==== Records shown

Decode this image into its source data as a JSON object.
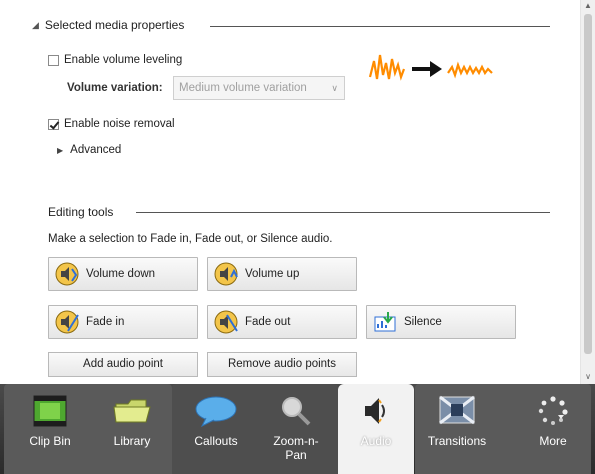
{
  "media_props": {
    "title": "Selected media properties",
    "volume_leveling": {
      "label": "Enable volume leveling",
      "checked": false
    },
    "volume_variation": {
      "label": "Volume variation:",
      "value": "Medium volume variation"
    },
    "noise_removal": {
      "label": "Enable noise removal",
      "checked": true
    },
    "advanced_label": "Advanced"
  },
  "editing_tools": {
    "title": "Editing tools",
    "hint": "Make a selection to Fade in, Fade out, or Silence audio.",
    "buttons": {
      "volume_down": "Volume down",
      "volume_up": "Volume up",
      "fade_in": "Fade in",
      "fade_out": "Fade out",
      "silence": "Silence",
      "add_point": "Add audio point",
      "remove_points": "Remove audio points"
    }
  },
  "tabs": [
    {
      "label": "Clip Bin",
      "icon": "film-strip-icon"
    },
    {
      "label": "Library",
      "icon": "folder-icon"
    },
    {
      "label": "Callouts",
      "icon": "speech-bubble-icon"
    },
    {
      "label": "Zoom-n-Pan",
      "icon": "magnifier-icon"
    },
    {
      "label": "Audio",
      "icon": "speaker-icon",
      "active": true
    },
    {
      "label": "Transitions",
      "icon": "transition-icon"
    },
    {
      "label": "More",
      "icon": "more-dots-icon"
    }
  ],
  "colors": {
    "accent_wave": "#ff8c00",
    "tabbar": "#3a3a3a",
    "active_tab": "#f2f2f2"
  }
}
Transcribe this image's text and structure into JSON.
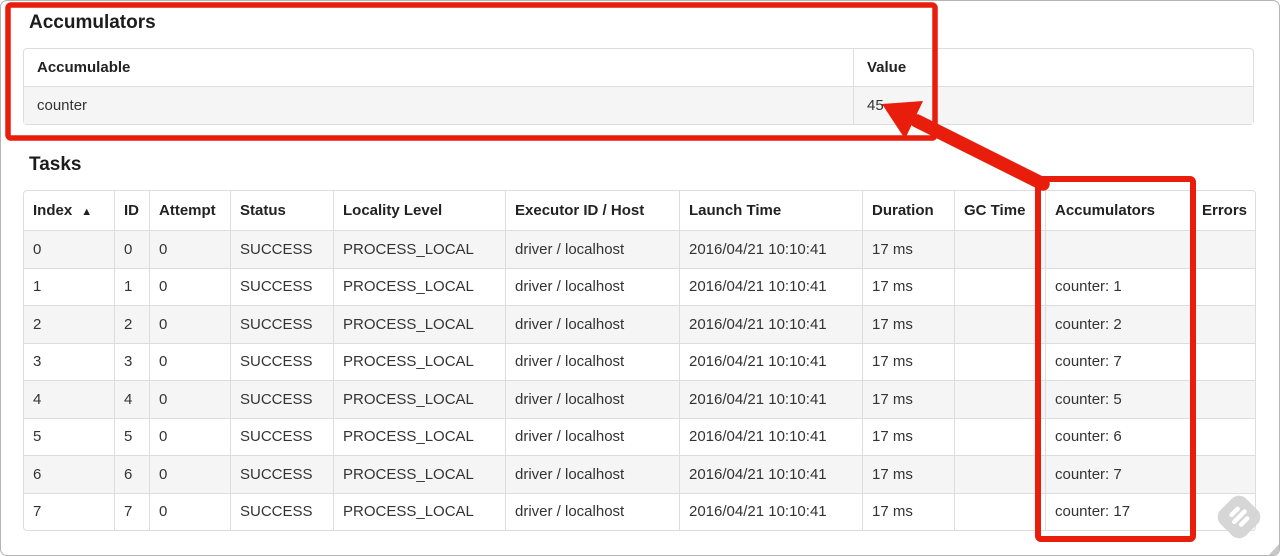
{
  "annotations": {
    "color": "#e81d0b"
  },
  "accumulators_section": {
    "title": "Accumulators",
    "table": {
      "col_accumulable": "Accumulable",
      "col_value": "Value",
      "rows": [
        {
          "accumulable": "counter",
          "value": "45"
        }
      ]
    }
  },
  "tasks_section": {
    "title": "Tasks",
    "sort_icon": "▲",
    "table": {
      "headers": [
        "Index",
        "ID",
        "Attempt",
        "Status",
        "Locality Level",
        "Executor ID / Host",
        "Launch Time",
        "Duration",
        "GC Time",
        "Accumulators",
        "Errors"
      ],
      "rows": [
        {
          "index": "0",
          "id": "0",
          "attempt": "0",
          "status": "SUCCESS",
          "locality": "PROCESS_LOCAL",
          "executor": "driver / localhost",
          "launch": "2016/04/21 10:10:41",
          "duration": "17 ms",
          "gc": "",
          "accumulators": "",
          "errors": ""
        },
        {
          "index": "1",
          "id": "1",
          "attempt": "0",
          "status": "SUCCESS",
          "locality": "PROCESS_LOCAL",
          "executor": "driver / localhost",
          "launch": "2016/04/21 10:10:41",
          "duration": "17 ms",
          "gc": "",
          "accumulators": "counter: 1",
          "errors": ""
        },
        {
          "index": "2",
          "id": "2",
          "attempt": "0",
          "status": "SUCCESS",
          "locality": "PROCESS_LOCAL",
          "executor": "driver / localhost",
          "launch": "2016/04/21 10:10:41",
          "duration": "17 ms",
          "gc": "",
          "accumulators": "counter: 2",
          "errors": ""
        },
        {
          "index": "3",
          "id": "3",
          "attempt": "0",
          "status": "SUCCESS",
          "locality": "PROCESS_LOCAL",
          "executor": "driver / localhost",
          "launch": "2016/04/21 10:10:41",
          "duration": "17 ms",
          "gc": "",
          "accumulators": "counter: 7",
          "errors": ""
        },
        {
          "index": "4",
          "id": "4",
          "attempt": "0",
          "status": "SUCCESS",
          "locality": "PROCESS_LOCAL",
          "executor": "driver / localhost",
          "launch": "2016/04/21 10:10:41",
          "duration": "17 ms",
          "gc": "",
          "accumulators": "counter: 5",
          "errors": ""
        },
        {
          "index": "5",
          "id": "5",
          "attempt": "0",
          "status": "SUCCESS",
          "locality": "PROCESS_LOCAL",
          "executor": "driver / localhost",
          "launch": "2016/04/21 10:10:41",
          "duration": "17 ms",
          "gc": "",
          "accumulators": "counter: 6",
          "errors": ""
        },
        {
          "index": "6",
          "id": "6",
          "attempt": "0",
          "status": "SUCCESS",
          "locality": "PROCESS_LOCAL",
          "executor": "driver / localhost",
          "launch": "2016/04/21 10:10:41",
          "duration": "17 ms",
          "gc": "",
          "accumulators": "counter: 7",
          "errors": ""
        },
        {
          "index": "7",
          "id": "7",
          "attempt": "0",
          "status": "SUCCESS",
          "locality": "PROCESS_LOCAL",
          "executor": "driver / localhost",
          "launch": "2016/04/21 10:10:41",
          "duration": "17 ms",
          "gc": "",
          "accumulators": "counter: 17",
          "errors": ""
        }
      ]
    }
  }
}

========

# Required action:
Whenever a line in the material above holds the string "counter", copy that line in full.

# Response to the task:
          "accumulable": "counter",
          "accumulators": "counter: 1",
          "accumulators": "counter: 2",
          "accumulators": "counter: 7",
          "accumulators": "counter: 5",
          "accumulators": "counter: 6",
          "accumulators": "counter: 7",
          "accumulators": "counter: 17",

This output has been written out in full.